Data records –
══════
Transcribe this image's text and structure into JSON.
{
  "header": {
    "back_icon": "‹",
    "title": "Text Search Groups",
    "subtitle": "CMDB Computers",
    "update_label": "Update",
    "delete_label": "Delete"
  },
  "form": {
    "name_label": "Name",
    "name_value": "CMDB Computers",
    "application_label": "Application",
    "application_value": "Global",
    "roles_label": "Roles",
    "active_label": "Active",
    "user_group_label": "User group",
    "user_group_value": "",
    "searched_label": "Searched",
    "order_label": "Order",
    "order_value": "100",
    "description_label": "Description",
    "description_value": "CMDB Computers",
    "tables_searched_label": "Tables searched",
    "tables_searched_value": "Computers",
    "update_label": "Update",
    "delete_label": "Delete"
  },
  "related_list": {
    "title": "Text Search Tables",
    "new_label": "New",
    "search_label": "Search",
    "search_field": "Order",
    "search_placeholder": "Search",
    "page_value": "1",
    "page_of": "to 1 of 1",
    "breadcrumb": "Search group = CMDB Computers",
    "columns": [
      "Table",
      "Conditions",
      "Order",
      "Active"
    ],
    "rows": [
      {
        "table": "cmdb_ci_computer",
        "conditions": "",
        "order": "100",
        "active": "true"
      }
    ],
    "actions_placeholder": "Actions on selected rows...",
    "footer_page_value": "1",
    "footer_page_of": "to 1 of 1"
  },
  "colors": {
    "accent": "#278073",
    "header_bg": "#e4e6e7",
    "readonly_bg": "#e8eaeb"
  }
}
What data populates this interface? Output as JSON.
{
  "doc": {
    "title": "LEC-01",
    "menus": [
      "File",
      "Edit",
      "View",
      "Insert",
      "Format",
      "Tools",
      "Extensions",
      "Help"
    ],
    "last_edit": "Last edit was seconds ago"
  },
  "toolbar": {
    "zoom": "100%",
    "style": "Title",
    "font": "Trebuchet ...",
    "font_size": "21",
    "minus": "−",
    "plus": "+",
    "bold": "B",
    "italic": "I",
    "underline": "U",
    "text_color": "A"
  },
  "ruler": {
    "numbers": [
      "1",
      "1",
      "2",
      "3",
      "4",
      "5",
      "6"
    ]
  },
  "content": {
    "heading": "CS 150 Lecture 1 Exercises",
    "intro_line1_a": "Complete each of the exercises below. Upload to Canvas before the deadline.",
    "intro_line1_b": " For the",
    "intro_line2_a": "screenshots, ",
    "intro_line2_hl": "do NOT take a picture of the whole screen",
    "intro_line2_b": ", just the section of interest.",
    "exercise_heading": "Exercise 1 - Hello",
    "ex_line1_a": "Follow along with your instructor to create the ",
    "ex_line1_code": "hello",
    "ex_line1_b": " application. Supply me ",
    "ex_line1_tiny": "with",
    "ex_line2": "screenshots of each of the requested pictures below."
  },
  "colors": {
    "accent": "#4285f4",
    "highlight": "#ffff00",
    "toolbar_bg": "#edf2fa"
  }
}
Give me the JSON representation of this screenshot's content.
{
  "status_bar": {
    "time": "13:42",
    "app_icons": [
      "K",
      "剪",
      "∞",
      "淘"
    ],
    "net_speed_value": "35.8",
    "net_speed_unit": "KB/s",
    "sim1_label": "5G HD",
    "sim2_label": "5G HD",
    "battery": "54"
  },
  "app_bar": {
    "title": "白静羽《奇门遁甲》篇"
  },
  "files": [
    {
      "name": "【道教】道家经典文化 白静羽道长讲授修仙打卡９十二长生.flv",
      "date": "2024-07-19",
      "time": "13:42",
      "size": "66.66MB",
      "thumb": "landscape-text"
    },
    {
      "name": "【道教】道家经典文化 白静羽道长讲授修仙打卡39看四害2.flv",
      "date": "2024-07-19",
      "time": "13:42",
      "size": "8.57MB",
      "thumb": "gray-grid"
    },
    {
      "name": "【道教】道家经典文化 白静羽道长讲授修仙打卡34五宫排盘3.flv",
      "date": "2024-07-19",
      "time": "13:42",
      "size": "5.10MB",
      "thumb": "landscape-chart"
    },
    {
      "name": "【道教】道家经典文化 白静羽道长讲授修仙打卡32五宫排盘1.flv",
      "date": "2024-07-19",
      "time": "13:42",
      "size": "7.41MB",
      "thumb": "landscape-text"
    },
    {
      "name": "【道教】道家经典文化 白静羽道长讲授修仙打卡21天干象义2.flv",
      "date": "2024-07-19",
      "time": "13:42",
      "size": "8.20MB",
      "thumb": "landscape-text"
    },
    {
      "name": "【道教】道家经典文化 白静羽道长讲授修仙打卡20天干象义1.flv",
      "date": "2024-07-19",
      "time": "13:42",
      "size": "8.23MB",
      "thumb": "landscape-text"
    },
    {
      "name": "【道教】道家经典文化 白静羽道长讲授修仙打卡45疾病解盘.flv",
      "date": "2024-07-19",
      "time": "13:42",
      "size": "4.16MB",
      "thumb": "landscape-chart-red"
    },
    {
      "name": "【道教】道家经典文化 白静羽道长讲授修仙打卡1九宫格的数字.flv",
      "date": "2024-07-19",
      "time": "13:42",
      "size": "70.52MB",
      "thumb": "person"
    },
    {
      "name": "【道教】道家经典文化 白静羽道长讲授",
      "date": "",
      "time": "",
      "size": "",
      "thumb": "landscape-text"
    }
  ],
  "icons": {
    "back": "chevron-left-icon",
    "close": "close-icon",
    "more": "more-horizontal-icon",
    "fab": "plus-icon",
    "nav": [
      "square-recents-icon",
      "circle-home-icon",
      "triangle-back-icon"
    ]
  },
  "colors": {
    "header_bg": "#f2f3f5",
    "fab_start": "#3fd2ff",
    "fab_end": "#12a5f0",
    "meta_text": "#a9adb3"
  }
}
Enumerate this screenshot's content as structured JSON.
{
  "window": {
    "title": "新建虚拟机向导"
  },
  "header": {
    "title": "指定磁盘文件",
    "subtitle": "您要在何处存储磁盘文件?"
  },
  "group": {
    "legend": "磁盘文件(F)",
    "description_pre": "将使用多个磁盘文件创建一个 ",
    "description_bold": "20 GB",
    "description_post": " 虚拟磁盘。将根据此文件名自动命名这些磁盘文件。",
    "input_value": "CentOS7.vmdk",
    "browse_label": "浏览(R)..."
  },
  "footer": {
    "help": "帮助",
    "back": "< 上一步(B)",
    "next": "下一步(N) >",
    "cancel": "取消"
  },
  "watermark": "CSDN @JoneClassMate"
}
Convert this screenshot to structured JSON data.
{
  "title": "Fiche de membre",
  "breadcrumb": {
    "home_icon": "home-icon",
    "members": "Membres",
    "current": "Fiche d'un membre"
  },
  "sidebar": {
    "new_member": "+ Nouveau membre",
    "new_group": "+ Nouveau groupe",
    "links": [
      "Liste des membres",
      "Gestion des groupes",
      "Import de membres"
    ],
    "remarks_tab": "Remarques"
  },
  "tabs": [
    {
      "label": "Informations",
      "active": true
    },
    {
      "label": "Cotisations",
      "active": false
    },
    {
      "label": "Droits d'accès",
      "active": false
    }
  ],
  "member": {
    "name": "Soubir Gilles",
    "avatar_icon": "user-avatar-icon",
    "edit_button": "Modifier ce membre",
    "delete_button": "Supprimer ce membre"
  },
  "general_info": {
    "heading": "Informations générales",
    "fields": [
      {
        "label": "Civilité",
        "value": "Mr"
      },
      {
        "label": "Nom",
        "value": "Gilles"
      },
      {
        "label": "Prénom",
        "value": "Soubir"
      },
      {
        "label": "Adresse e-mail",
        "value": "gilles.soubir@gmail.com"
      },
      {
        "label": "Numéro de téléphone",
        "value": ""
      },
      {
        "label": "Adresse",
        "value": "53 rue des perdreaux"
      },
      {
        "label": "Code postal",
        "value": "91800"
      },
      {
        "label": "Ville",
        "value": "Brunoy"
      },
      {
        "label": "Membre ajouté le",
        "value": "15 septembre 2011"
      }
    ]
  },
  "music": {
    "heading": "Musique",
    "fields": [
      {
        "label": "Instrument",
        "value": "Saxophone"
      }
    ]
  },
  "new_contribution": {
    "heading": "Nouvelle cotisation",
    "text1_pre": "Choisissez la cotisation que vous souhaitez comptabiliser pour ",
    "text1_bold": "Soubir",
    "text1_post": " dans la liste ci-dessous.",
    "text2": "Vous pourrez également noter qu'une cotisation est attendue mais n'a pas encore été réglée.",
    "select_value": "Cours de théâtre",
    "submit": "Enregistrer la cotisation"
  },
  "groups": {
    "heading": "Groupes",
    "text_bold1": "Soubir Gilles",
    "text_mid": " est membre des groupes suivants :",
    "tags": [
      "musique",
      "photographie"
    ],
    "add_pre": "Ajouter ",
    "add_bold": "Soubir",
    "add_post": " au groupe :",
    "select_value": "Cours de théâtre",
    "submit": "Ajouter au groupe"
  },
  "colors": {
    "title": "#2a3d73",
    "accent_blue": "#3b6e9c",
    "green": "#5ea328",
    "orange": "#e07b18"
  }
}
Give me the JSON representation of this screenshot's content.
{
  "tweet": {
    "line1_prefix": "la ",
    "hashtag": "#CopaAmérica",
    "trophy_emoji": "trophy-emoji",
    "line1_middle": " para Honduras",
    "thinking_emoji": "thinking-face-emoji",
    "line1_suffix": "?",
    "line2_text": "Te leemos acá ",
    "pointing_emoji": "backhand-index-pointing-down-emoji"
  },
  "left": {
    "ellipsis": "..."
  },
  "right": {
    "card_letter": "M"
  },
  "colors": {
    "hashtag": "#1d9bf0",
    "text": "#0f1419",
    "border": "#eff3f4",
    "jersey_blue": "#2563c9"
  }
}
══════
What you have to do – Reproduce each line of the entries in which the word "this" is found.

Exercise answer –
Transcribe this image's text and structure into JSON.
What data populates this interface? Output as JSON.
Give me the JSON representation of this screenshot's content.
Enumerate this screenshot's content as structured JSON.
Convert this screenshot to structured JSON data.
Give me the JSON representation of this screenshot's content.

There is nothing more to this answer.